HOW TO COMPLETE THIS TASK: With the images excluded, set down every line of the listing below exactly.

+++

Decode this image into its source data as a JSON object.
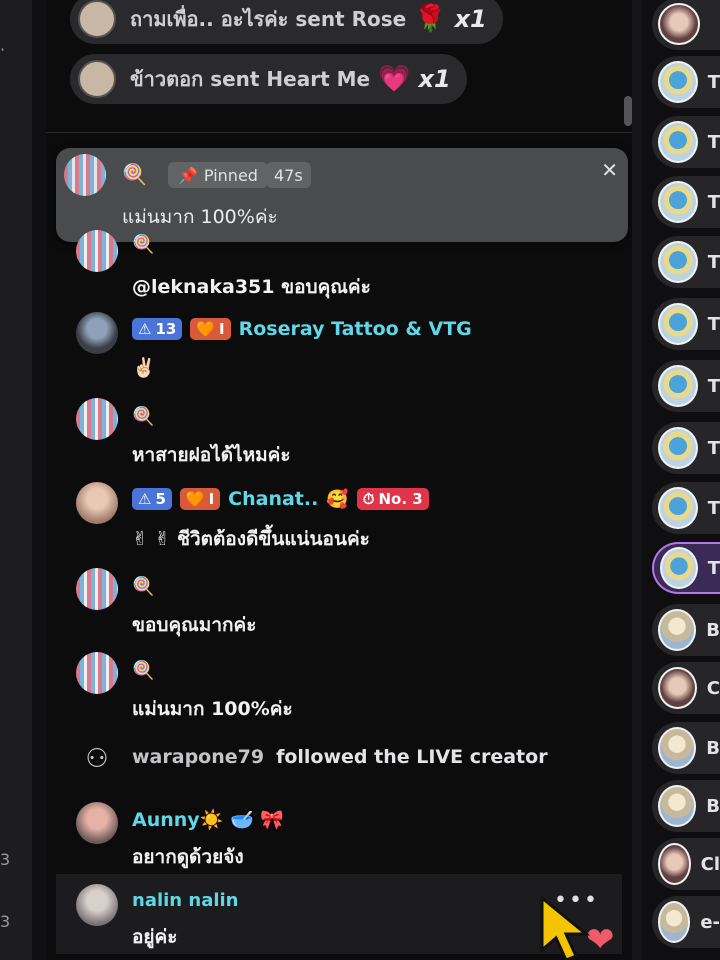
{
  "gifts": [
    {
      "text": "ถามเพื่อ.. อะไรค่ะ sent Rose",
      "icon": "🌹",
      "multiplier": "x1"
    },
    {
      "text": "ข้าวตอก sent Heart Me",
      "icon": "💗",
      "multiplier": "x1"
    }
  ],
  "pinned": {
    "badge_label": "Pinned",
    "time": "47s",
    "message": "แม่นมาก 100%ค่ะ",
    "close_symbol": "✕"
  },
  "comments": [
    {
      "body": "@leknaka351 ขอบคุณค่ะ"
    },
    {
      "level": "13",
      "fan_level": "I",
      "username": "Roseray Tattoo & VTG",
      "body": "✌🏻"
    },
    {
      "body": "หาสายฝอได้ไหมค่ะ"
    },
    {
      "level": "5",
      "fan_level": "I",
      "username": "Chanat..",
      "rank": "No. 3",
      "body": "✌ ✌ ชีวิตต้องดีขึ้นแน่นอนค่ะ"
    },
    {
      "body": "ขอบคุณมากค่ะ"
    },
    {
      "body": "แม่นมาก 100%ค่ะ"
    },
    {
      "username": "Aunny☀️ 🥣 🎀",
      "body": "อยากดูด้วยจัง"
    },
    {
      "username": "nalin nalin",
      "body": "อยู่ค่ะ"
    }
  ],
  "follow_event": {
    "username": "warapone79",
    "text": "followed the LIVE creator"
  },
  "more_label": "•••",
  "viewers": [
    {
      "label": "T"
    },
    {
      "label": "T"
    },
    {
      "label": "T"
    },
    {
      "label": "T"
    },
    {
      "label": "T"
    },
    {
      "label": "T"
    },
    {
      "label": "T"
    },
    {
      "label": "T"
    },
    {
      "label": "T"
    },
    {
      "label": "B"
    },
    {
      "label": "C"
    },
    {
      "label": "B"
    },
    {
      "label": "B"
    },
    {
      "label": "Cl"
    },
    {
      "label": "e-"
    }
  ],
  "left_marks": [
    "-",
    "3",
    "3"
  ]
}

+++

RESULT OF THE EXERCISE:
Decode this image into its source data as a JSON object.
{
  "gifts": [
    {
      "text": "ถามเพื่อ.. อะไรค่ะ sent Rose",
      "icon": "🌹",
      "multiplier": "x1"
    },
    {
      "text": "ข้าวตอก sent Heart Me",
      "icon": "💗",
      "multiplier": "x1"
    }
  ],
  "pinned": {
    "badge_label": "Pinned",
    "time": "47s",
    "message": "แม่นมาก 100%ค่ะ",
    "close_symbol": "✕"
  },
  "comments": [
    {
      "body": "@leknaka351 ขอบคุณค่ะ"
    },
    {
      "level": "13",
      "fan_level": "I",
      "username": "Roseray Tattoo & VTG",
      "body": "✌🏻"
    },
    {
      "body": "หาสายฝอได้ไหมค่ะ"
    },
    {
      "level": "5",
      "fan_level": "I",
      "username": "Chanat..",
      "rank": "No. 3",
      "body": "✌ ✌ ชีวิตต้องดีขึ้นแน่นอนค่ะ"
    },
    {
      "body": "ขอบคุณมากค่ะ"
    },
    {
      "body": "แม่นมาก 100%ค่ะ"
    },
    {
      "username": "Aunny☀️ 🥣 🎀",
      "body": "อยากดูด้วยจัง"
    },
    {
      "username": "nalin nalin",
      "body": "อยู่ค่ะ"
    }
  ],
  "follow_event": {
    "username": "warapone79",
    "text": "followed the LIVE creator"
  },
  "more_label": "•••",
  "viewers": [
    {
      "label": "T"
    },
    {
      "label": "T"
    },
    {
      "label": "T"
    },
    {
      "label": "T"
    },
    {
      "label": "T"
    },
    {
      "label": "T"
    },
    {
      "label": "T"
    },
    {
      "label": "T"
    },
    {
      "label": "T"
    },
    {
      "label": "B"
    },
    {
      "label": "C"
    },
    {
      "label": "B"
    },
    {
      "label": "B"
    },
    {
      "label": "Cl"
    },
    {
      "label": "e-"
    }
  ],
  "left_marks": [
    "-",
    "3",
    "3"
  ]
}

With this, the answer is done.